Getting the message out: Police operate a drone to spread information via loudspeakers about the control of the new coronavirus in Xiangyang in Hubei province near Wuhan, the epicentre of the outbreak. Photo: REUTERS

REUTERS

Getting the message out: Police operate a drone to spread information via loudspeakers about the control of the new coronavirus in Xiangyang in Hubei province near Wuhan, the epicentre of the outbreak. Photo: REUTERS

Growing numbers of Irish people enduring lockdown conditions in coronavirus-hit China are frustrated at the poor communication and support from Irish foreign affairs officials.

In Wuhan, in the Hubei province, the epicentre of the virus, food and medicine shortages are emerging.

Greg McDonough, from Listowel in Kerry, who is mostly confined to his home with his wife Wang Xuan and son Joseph (2) in a small town in the neighbouring Anhui province, said the Department of Foreign Affairs was providing them with little information other than to "check our website".

The department's website earlier this week asked Irish people still in China to consider leaving and go to a travel agent if their presence was not essential.

However, Mr McDonough said a large Irish group in China who are in contact through WhatsApp wanted the Irish Embassy to do more.

"Restrictions are getting more strict. Only one person a day from a house is allowed out to go to supermarket. The website recommended going to a travel agency but that is unrealistic because of the lockdown," he added.

He said a key concern for Irish people with Chinese partners was that they be allowed to travel with them should they decide to leave China.

"They do not want to leave them behind. The embassy needs to secure an agreement with Chinese authorities to permit them to travel," he said.

They also want the Irish officials to plan for repatriation if the situation deteriorates. If a plane was sent to Shanghai, it might be possible for Irish people in neighbouring provinces to travel there.

Mr McDonough said the roads out of his town were currently blocked off.

The Chinese spring festival was extended for a second week and the hope is the roads will reopen on Monday.

However, the future continues to remain uncertain as deaths from the virus near 500 in China with no sign of slowdown.

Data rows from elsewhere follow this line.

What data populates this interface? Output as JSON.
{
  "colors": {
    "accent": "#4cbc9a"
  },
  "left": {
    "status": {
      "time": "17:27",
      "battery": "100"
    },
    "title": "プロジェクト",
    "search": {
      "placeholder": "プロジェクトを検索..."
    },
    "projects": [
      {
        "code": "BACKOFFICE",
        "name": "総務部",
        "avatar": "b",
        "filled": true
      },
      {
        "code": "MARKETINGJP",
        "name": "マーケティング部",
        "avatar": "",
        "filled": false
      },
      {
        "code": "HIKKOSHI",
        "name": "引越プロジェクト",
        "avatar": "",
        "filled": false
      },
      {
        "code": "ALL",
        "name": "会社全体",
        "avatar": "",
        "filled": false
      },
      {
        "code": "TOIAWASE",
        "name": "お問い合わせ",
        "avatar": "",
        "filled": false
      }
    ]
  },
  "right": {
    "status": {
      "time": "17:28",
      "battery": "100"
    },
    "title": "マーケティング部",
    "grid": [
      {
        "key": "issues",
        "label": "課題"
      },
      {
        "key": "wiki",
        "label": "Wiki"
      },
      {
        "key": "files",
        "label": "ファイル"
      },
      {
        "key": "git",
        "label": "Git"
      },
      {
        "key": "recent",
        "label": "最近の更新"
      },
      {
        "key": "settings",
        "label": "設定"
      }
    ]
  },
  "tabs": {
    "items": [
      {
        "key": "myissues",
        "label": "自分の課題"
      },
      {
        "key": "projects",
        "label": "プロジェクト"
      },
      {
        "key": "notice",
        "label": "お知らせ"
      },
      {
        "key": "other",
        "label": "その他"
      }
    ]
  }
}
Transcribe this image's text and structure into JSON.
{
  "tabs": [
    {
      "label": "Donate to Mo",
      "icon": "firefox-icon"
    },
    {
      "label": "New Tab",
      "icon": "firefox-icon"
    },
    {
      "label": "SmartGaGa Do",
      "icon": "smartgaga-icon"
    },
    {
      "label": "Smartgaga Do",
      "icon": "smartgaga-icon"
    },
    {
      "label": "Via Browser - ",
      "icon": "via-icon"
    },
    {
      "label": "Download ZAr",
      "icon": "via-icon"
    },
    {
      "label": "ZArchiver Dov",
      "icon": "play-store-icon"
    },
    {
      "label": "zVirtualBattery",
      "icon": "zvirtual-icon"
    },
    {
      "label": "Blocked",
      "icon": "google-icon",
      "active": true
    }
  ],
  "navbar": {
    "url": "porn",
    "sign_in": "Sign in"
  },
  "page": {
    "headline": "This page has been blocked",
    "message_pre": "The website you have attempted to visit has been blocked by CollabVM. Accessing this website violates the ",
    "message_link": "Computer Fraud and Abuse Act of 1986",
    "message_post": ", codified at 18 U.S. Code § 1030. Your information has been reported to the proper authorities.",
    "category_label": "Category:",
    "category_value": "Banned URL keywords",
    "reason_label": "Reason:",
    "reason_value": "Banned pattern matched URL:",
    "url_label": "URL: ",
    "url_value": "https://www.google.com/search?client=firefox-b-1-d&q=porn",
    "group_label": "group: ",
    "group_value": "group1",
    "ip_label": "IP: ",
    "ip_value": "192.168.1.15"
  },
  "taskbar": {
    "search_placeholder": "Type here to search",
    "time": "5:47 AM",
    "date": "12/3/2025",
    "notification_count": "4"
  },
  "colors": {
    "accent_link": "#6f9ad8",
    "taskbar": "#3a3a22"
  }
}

A foreign affairs spokesman said the embassy had been liaising with other countries on options for supporting Irish citizens in China.

It is in contact with the remaining Irish nationals in China.

Irish Independent